PROBLEM TO SOLVE:
Copy all lines in the data that contain the string "Show".

[Interface dataset entries]
↓

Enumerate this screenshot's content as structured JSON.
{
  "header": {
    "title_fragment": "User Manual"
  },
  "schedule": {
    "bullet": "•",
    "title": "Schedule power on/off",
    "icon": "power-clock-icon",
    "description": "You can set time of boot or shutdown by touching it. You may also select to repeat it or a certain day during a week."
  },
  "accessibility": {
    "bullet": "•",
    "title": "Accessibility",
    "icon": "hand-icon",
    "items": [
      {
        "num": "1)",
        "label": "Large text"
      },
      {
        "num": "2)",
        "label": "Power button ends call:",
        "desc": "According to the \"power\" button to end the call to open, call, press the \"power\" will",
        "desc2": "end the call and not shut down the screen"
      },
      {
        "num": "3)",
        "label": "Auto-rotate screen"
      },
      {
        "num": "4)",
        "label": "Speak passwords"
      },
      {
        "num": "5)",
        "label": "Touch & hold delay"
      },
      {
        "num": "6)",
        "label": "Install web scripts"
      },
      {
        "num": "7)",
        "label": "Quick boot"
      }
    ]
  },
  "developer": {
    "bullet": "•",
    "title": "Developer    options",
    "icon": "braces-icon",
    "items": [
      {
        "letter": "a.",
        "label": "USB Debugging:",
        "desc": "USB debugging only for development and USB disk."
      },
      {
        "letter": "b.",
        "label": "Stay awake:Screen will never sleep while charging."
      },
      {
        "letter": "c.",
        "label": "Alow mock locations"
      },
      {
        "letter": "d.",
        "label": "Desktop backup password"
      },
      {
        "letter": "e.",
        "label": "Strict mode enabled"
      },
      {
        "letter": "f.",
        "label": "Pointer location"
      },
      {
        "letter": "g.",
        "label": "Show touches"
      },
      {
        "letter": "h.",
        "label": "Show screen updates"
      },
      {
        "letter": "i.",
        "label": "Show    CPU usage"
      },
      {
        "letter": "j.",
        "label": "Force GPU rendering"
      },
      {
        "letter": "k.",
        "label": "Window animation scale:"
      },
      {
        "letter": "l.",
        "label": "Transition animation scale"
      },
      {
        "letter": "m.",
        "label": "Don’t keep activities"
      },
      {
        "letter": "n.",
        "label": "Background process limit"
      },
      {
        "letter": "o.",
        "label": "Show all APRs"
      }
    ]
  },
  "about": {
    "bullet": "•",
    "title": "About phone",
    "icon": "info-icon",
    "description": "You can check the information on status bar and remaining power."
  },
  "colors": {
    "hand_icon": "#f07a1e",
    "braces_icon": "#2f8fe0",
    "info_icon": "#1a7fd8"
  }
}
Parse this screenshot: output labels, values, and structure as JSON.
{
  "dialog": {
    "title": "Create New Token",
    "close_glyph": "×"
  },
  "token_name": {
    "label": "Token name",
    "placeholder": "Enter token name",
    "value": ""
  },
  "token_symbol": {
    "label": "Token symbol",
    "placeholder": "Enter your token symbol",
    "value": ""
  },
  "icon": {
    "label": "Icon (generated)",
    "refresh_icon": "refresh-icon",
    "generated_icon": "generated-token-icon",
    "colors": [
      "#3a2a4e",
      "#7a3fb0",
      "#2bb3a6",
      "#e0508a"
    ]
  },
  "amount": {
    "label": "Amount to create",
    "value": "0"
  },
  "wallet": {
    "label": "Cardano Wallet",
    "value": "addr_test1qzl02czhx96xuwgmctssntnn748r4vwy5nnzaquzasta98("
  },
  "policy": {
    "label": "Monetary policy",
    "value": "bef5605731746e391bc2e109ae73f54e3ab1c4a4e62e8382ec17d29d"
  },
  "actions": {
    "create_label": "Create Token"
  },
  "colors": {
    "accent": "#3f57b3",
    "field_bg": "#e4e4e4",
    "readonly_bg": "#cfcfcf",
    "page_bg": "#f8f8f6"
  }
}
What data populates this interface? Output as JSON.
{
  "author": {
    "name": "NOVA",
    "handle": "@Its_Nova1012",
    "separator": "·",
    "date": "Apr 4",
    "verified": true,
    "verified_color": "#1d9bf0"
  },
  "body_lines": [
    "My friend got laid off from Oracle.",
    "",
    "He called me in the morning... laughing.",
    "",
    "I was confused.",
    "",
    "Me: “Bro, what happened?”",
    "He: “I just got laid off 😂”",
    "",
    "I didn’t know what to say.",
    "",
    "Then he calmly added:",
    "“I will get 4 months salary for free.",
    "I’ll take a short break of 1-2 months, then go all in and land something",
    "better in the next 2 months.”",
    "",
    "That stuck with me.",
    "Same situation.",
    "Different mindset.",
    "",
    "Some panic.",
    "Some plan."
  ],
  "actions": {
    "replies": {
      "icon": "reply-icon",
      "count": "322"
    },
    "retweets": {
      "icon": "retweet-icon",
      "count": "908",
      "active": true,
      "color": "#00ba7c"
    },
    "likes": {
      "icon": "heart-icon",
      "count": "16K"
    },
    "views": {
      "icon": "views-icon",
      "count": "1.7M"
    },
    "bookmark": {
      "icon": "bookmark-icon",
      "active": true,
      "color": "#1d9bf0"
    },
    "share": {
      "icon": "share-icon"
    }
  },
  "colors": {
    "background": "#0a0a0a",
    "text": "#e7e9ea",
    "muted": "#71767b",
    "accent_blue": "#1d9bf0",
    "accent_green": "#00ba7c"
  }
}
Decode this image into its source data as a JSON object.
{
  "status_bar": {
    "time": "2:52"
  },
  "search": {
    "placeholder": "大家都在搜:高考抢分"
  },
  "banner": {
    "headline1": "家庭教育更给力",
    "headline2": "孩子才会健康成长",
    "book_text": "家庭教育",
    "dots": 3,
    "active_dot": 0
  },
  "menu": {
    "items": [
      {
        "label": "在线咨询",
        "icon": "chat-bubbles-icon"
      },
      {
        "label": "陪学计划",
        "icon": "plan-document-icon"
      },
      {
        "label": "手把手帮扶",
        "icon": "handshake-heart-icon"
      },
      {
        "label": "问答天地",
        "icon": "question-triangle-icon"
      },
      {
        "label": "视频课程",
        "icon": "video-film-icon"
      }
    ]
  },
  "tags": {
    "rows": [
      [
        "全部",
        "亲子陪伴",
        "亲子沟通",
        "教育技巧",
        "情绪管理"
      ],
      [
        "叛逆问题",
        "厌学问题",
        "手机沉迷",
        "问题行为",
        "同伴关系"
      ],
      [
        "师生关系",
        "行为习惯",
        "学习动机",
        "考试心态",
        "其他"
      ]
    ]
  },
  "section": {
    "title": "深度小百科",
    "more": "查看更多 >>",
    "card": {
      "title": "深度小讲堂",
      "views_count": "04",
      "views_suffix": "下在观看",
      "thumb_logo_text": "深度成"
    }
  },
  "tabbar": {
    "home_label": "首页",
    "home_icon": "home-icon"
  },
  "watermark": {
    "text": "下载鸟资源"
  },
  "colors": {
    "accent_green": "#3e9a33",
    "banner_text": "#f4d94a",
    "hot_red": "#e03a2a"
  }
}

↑

WRITTEN ANSWER:
        "label": "Show touches"
        "label": "Show screen updates"
        "label": "Show    CPU usage"
        "label": "Show all APRs"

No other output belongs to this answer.